**Task instructions:** Where does "screenshot" appear in the data? Return each line that holds it.

**Data provided:**
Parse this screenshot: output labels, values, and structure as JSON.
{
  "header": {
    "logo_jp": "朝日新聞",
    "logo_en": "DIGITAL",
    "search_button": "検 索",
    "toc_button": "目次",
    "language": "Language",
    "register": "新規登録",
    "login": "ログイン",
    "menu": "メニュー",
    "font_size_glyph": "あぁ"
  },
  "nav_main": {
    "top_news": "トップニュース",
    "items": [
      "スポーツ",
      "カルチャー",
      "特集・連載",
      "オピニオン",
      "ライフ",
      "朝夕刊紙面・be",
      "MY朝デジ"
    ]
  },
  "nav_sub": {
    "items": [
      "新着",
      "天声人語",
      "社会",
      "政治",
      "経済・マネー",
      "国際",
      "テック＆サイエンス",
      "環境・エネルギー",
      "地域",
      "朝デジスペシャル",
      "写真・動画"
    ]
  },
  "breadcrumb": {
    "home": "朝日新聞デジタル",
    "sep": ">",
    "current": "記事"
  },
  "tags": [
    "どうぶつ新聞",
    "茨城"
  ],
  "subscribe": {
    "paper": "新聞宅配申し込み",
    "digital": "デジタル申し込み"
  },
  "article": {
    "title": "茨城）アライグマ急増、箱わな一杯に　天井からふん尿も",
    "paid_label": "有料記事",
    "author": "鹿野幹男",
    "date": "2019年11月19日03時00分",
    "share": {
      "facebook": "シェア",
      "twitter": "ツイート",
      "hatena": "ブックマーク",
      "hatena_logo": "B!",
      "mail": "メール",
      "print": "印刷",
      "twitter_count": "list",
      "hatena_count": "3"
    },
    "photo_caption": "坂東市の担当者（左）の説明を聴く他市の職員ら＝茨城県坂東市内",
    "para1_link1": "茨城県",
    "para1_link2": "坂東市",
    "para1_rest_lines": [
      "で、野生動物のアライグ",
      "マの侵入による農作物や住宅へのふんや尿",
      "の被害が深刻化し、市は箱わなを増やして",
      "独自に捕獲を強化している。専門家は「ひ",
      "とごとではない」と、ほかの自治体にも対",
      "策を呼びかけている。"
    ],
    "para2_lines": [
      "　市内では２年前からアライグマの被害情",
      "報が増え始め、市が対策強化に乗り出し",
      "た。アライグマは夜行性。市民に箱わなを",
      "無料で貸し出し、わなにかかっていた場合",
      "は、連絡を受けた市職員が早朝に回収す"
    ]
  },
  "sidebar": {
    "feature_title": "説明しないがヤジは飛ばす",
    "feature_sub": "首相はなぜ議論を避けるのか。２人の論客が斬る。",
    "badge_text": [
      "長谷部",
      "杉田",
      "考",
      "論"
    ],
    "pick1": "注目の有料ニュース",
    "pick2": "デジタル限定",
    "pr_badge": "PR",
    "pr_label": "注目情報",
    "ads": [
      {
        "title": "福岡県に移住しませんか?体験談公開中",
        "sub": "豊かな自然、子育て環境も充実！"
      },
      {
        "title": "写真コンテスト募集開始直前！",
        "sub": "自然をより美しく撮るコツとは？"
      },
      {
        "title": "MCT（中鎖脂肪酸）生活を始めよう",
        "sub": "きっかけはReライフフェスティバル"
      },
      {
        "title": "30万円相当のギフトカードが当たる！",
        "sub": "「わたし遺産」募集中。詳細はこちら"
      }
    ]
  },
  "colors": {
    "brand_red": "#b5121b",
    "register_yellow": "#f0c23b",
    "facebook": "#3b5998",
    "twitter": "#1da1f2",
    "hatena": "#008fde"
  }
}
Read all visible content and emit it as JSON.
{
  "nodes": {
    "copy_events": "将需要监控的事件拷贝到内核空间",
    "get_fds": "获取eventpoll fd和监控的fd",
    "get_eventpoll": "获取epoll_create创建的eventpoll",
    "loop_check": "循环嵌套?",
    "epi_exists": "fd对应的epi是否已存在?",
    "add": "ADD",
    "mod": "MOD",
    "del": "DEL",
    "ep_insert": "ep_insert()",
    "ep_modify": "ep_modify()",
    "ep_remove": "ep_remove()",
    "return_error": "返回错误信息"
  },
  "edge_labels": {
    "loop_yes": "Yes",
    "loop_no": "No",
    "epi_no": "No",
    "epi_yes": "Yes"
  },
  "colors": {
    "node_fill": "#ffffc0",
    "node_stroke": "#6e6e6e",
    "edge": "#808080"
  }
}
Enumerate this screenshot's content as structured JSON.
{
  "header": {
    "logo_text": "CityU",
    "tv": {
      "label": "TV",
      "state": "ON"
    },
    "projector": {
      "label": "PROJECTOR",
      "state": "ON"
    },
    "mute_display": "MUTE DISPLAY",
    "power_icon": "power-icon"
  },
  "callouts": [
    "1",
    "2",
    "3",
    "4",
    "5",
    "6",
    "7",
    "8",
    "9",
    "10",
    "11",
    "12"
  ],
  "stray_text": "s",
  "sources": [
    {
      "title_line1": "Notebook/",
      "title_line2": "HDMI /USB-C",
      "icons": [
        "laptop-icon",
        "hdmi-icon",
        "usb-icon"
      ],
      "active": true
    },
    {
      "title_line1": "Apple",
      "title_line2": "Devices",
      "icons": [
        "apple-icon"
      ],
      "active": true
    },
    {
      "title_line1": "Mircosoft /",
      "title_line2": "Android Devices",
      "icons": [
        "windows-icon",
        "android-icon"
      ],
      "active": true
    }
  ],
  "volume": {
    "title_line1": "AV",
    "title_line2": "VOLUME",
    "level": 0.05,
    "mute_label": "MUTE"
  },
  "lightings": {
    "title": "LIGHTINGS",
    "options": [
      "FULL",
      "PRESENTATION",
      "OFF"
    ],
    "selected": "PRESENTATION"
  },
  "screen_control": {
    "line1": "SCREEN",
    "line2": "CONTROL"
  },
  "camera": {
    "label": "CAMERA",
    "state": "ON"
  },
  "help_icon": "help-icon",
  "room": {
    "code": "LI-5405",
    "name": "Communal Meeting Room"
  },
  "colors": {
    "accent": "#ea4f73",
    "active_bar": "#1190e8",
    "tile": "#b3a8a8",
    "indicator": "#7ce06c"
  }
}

**Problem solution:**
Parse this screenshot: output labels, values, and structure as JSON.
Enumerate this screenshot's content as structured JSON.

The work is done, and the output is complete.